- President Donald Trump's reported debts raise "a national security question," House Speaker Nancy Pelosi, D-Calif., said in an interview with MSNBC's Andrea Mitchell on Monday.
- Pelosi's remarks come after The New York Times published a groundbreaking report Sunday claiming Trump has $421 million of debt coming due soon.
- The report said Trump paid $750 in federal income taxes the year he won the presidency and during his first year in office.
President Donald Trump's reported massive debts raise "a national security question," House Speaker Nancy Pelosi, D-Calif., said in an interview with MSNBC's Andrea Mitchell on Monday.
"This president appears to have over $400 million in debt ... To whom? Different countries? What is the leverage they have? So for me, this is a national security question," Pelosi said in the interview.

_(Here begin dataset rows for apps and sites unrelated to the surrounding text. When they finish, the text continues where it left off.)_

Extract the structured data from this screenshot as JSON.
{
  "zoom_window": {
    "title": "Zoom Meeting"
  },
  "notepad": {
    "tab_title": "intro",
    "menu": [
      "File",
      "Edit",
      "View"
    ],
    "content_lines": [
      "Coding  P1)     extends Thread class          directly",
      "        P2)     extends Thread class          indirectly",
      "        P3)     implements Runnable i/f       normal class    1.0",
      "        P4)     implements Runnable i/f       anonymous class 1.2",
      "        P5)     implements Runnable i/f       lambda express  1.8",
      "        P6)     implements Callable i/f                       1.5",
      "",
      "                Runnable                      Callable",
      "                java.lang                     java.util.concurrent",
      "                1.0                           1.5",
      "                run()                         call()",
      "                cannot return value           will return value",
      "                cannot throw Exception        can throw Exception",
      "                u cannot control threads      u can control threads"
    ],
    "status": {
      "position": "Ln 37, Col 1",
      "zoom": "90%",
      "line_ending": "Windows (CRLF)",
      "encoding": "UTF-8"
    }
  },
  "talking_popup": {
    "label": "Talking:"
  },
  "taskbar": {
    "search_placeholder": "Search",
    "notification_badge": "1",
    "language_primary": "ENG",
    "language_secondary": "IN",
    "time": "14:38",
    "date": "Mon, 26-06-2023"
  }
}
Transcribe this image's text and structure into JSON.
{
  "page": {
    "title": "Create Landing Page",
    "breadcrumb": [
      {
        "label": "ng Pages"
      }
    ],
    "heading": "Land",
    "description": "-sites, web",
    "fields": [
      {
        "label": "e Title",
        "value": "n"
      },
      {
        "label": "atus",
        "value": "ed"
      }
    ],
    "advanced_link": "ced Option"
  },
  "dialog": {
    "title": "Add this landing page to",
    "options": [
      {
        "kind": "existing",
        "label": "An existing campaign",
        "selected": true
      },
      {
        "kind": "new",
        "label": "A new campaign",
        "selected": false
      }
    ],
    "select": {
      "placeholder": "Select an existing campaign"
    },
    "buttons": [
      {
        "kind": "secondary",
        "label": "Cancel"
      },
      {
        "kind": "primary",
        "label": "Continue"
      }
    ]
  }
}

Pelosi's remarks come after The New York Times published a groundbreaking report Sunday claiming Trump has $421 million of debt coming due soon in addition to an outstanding audit fight with the Internal Revenue Service over a $72.9 million tax refund he previously received.
The report said Trump paid $750 in federal income taxes the year he won the presidency and during his first year in office. Trump paid no income taxes in 10 of the previous 15 years, the Times reported based on documents the outlet said it obtained from sources with legal access to the records.
CNBC has not seen the documents reviewed by the Times. Trump Organization attorney Alan Garten told the Times in a statement that "most, if not all, of the facts" reported appeared to be inaccurate. Trump called the report "fake news" at a press conference following publication.
The Times' report found no new connections to Russia, though Trump's business dealings with other countries have been a topic of speculation since his candidacy.
Still, the report found Trump's businesses paid much more to other countries than he paid in federal income taxes, including $145,400 in India and $156,824 in the Philippines in 2017.
Pelosi called it "strange" that Trump paid much more to other governments than to his own in the same year.
Trump's tax returns have been the subject of legal battles and speculation since the president broke the longstanding tradition of presidential candidates releasing personal financial statements.
Trump built his political brand as a businessman who could negotiate favorable deals, though the Times report seems to confirm opponents' suspicions that the president took on massive debt to build his empire.
Trump is in a reelection battle against Democratic nominee Joe Biden. Early voting has begun, and Election Day is in 36 days.
WATCH: President Trump dismisses a New York Times report alleging years of tax avoidance